This floral and fruit-forward gin is bottled at 47.6 % Alc./Vol. (95.2 Proof) and expresses the essence of three coveted ingredients: Turkish rose, white peach and raspberry.
Nolet Silver is a nice alternative for folks who like a certain Scottish gin, and want to expand their horizons. It's not cheap, weighing in somewhere in the neighborhood of $50, but it's worth the money if you're looking to put that little something special in a cocktail.
We were sent some excellent recipes to use Nolet's in along with the sample bottle provided to us by their representatives, and we wanted to share those with you as well...they call for some exotic ingredients but offer substitutions if you can't get your hands on them. Find the recipes after the jump.
Last October we made a sojourn out to Las Vegas to cover the release of Harlem Liqueur, and while we were there we were treated to a few sips (ok, more than a few...you got us) of Nolet's Silver Dry Gin. It was love at first taste, and ever since we've been burning incense and chanting to the spirit world hoping to get a crack at a review bottle.
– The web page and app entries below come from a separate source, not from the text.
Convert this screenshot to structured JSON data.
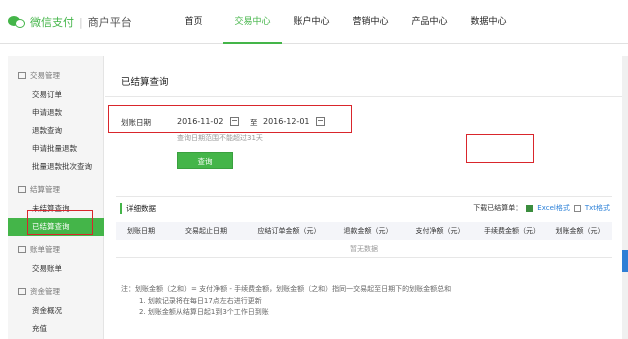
{
  "header": {
    "brand": "微信支付",
    "separator": "|",
    "subtitle": "商户平台",
    "nav": [
      "首页",
      "交易中心",
      "账户中心",
      "营销中心",
      "产品中心",
      "数据中心"
    ],
    "active_nav": "交易中心"
  },
  "sidebar": {
    "groups": [
      {
        "title": "交易管理",
        "items": [
          "交易订单",
          "申请退款",
          "退款查询",
          "申请批量退款",
          "批量退款批次查询"
        ]
      },
      {
        "title": "结算管理",
        "items": [
          "未结算查询",
          "已结算查询"
        ]
      },
      {
        "title": "账单管理",
        "items": [
          "交易账单"
        ]
      },
      {
        "title": "资金管理",
        "items": [
          "资金概况",
          "充值"
        ]
      }
    ],
    "active_item": "已结算查询"
  },
  "main": {
    "title": "已结算查询",
    "date_label": "划账日期",
    "start_date": "2016-11-02",
    "to_text": "至",
    "end_date": "2016-12-01",
    "range_hint": "查询日期范围不能超过31天",
    "query_button": "查询",
    "detail_title": "详细数据",
    "download_label": "下载已结算单：",
    "excel_label": "Excel格式",
    "txt_label": "Txt格式",
    "columns": [
      "划账日期",
      "交易起止日期",
      "应结订单金额（元）",
      "退款金额（元）",
      "支付净额（元）",
      "手续费金额（元）",
      "划账金额（元）"
    ],
    "empty_text": "暂无数据",
    "notes": [
      "注：划账金额（之和）= 支付净额 - 手续费金额，划账金额（之和）指同一交易起至日期下的划账金额总和",
      "1. 划款记录将在每日17点左右进行更新",
      "2. 划账金额从结算日起1到3个工作日到账"
    ]
  },
  "colors": {
    "accent": "#44b549",
    "highlight": "#d9262c",
    "link": "#2b80d8"
  }
}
That day has finally arrived, and we'll do our best to post the review sometime before the next presidential election (at the rate we're going lately anyway).
Learn more at NoletsGin.com. We shamelessly stole the above image from Thirsty in LA - he was with us in Vegas when we first tried the stuff so see what he has to say about it.
Today we discovered our favorite new show. It's called Workaholics, it's on Comedy Central, and it's the exact goddamn show we would have written if we were funny, talented, or the least bit driven to succeed. Instead, we watched 6 episodes back to back on Hulu when we were supposed to be finishing a project. This little bit wasn't in any of the episodes we saw, but we figured it fit better with the theme of our site than the concept of "third love."*
It's only a promo-type-thing but hey it's three dudes doing kegstands at work - how can you go wrong with that? Check out other clips at Comedy Central.
We like to think of Whiskypedia as a Wikipedia for whisky, but with way less useless facts. Not that we mind learning about how the plumed whistling duck crops vegetation instead of diving, or where the World Snail Racing Championships were held. We'd just much rather learn about whisky.
...the heart of these entries lies in the "historical notes" and "curiosities," where the author's research and enthusiasm are clearly evident. Buyers and collectors will find the list of "expressions" (commonly available bottlings) useful, while many users will jump straight to the informed, richly descriptive tasting notes (Dalmore smells "rich and sherried, with sweet malt, fruit cake, orange peel and marzipan.")
For those of you who haven't heard of whiskey stones, they're basically rocks you can keep in your freezer and toss into your drinks to chill them without watering them down. Might seem a bit weird, but we've seen people do a lot stranger stuff with booze.
If you don't like the idea of dropping the igneous in your drink, perhaps a stone shot glass will serve you better? Just toss it in the freezer for four hours before you plan to drink and voila...and as a point of interest these are made right here in Vermont, not too far from Liquor Snob headquarters.